I mentioned that these sequences of Oja Kodar and Bob Random having sex in different places was significant. They are significant in they are the most distracting part of the entire movie and they do nothing for the plot. They also hold the film back from likely ever getting wide acclaim or acceptance. That might be just what Welles wanted though. What is interesting about The Other Side of the Wind, is that it is a story of a director trying to make a comeback with an experimental film to match the current era. This director, Hannaford, is trying to earn funding to finish his film on the celebration of his 70th birthday. Welles has insisted that it isn’t an autobiography, but it is hard to see as anything else.
The birthday party is the vital piece in all of this and the mixed media portion of the film makes a lot more sense this way. The documentary part of the film, the party, is pieced together from the various stills and footage taken from the photographers at the event. It is a statement on the overabundance of filming our every moment that is relevant even some 40 years later.
Hannaford has invited countless journalists to film his birthday party. His hope is that it will drum up excitement for his film. There are cameras everywhere in his mansion, capturing small moments like conversations between Hannaford and his protégé Brooks Otterlake (Bogdanovich). Then the cameras are also in the rooms where Hannaford is trying to strike up a deal for financing where the financier has something unseemly to say so he asks to turn off the cameras. Hannaford assures him they off, lying to the man, and getting his admission on film. This is a common plot occurrence in 2018, but it says something that Welles was trying to capture the excessive way we promote our lives.
As a motion picture and taken on those merits, a lot of The Other Side of the Wind is tedious and pornographic. The mixture of formats and quick cuts demands attention in a world that doesn’t exist as it did back then. But you also have to take in consideration the countless hours that went into bringing this picture to Netflix. Every motion picture is a project of epic proportions, but this one feels different. One interesting idea from the documentary that was made concurrently with the release The Other Side of the Wind, They’ll Love Me When I’m Dead, is that perhaps the making of the movie was the movie all along.

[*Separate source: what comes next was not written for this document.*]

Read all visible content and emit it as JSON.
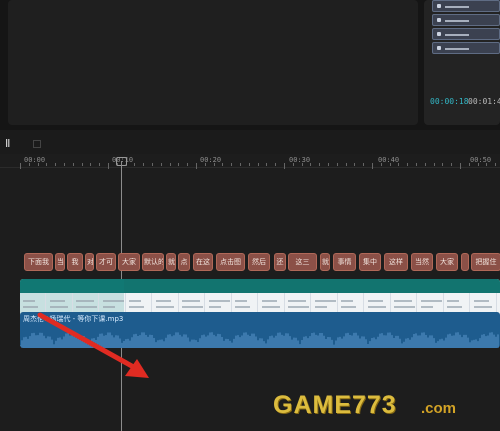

Watching The Other Side of the Wind is an experience I’m glad to have done. What each individual will get out of this film will be widely different. It is a special treat to see these long-lost performances and a film that meant so much, to so many people, completed.